(Data items)
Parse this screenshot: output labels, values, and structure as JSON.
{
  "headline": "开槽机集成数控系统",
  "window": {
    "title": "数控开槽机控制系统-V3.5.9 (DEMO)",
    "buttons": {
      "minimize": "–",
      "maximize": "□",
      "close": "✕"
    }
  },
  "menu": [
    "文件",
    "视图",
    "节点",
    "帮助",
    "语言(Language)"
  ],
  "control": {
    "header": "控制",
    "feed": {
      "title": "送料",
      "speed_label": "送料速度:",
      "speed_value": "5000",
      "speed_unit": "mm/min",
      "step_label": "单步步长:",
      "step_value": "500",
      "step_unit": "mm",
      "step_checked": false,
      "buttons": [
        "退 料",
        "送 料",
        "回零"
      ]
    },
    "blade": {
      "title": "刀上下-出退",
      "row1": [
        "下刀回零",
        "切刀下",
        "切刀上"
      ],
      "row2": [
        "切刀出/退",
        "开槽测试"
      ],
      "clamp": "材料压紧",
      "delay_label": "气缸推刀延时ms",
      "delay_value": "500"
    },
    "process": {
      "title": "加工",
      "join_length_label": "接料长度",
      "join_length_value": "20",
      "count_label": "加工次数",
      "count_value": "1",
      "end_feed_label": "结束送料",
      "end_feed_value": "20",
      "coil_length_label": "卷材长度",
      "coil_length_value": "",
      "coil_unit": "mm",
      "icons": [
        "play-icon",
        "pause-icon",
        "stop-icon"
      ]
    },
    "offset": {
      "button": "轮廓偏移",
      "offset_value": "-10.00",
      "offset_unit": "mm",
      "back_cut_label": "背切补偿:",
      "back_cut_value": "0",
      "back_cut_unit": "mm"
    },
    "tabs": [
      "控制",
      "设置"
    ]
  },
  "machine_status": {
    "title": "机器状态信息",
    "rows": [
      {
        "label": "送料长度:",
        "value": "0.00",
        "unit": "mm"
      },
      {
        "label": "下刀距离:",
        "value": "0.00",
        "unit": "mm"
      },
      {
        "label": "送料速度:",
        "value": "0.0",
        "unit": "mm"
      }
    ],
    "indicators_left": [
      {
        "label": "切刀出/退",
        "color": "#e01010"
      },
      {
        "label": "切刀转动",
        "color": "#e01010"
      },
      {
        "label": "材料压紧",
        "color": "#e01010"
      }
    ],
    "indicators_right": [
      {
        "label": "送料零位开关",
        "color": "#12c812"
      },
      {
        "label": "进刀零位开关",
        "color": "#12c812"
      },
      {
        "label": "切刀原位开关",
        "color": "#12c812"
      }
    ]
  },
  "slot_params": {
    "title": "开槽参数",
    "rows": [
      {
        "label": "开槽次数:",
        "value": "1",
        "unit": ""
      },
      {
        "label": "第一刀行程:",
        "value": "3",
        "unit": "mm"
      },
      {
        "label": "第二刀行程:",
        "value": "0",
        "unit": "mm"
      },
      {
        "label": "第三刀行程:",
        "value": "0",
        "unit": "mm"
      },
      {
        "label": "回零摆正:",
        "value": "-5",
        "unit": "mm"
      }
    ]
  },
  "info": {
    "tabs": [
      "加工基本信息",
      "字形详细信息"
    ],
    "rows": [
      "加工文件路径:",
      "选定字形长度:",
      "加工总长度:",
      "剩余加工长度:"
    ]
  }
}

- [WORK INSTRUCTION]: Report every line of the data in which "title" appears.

- [RESULT]:
    "title": "数控开槽机控制系统-V3.5.9 (DEMO)",
      "title": "送料",
      "title": "刀上下-出退",
      "title": "加工",
    "title": "机器状态信息",
    "title": "开槽参数",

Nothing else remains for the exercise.